That brings me to consider Hustle season 5 as a whole, what it did and didn’t achieve. The return of Adrian Lester as Mickey ‘Bricks’ Stone was a vital component, because without him the show lacks an anchor point about which the other cast members can effectively pivot. The same is true for the masterful Robert Vaughn, may he continue to grace us with his talents in this country long into the future. And it goes without saying, although I’ll mention it, that Robert Glenister’s Three Socks is brilliant, especially the wicked smiles he unexpectedly unleashes from a usually dead-pan expression. Without these stalwarts, it wouldn’t really be Hustle.
The problem this year was the loss of both Marc Warren and Jaime Murray, and to be frank, neither of the new recruits managed to fill those shoes.
Compared with Marc Warren’s definitive Danny Blue, the Sean character of Matt Di Angelo’s wasn’t given an interesting character and struggled to even feel like one of the crew. It was only in the last episode that he found his feet, and the writers need to work more on making him more three-dimensional. Kelly Adams got a better written character to play, although it was always going to seem somewhat pale compared with the teeth-n-tits Stacie Monroe persona that Jaime Murray portrayed so memorably. Too often Emma started looking and sounding to me like Kylie, which was both distracting and confusing. As an actress, I think Kelly Adams is good, she just needs to find something solid to make Emma different and not just the Stacie-lite that she’s been written.
The good news is that BBC have already committed to season 6, which will be shot this year, I’m told. To satiate my geek thirst I’d love to see some more cameos, like the ones they did this year with the likes of Bill Bailey, and previous years with Mel Smith and Robert Wagner. I’d like to see Marc Warren and Jaime Murray back, even if it’s just fleetingly, and the production team needs to make a huge effort to get David McCallum to come and work with Robert Vaughn on an episode, preferably as a Russian conman. If they did that, my geek-o-metre would spontaneously explode.
This season of Hustle wasn’t perfect, but it had enough high points for me to erase some of the less successful aspects.
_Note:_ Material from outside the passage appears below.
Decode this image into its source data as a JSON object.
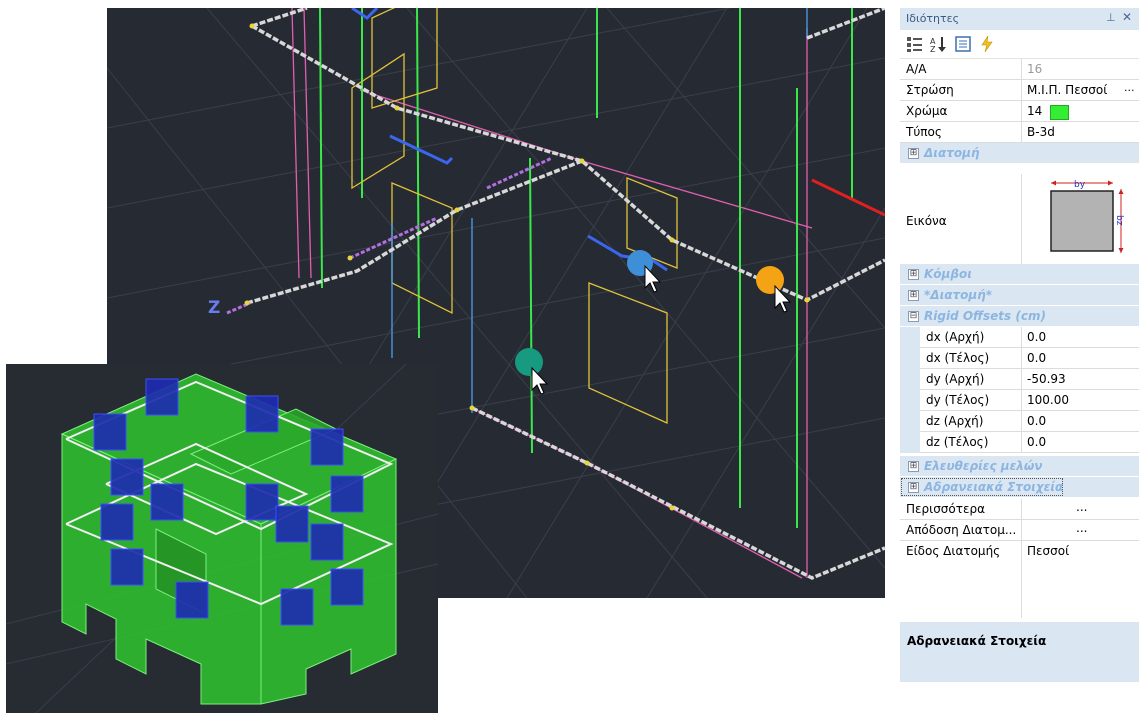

For me, it’s one of those things that BBC drama gets almost completely right, and as such they need to keep Hustle the seasonal treat it’s become.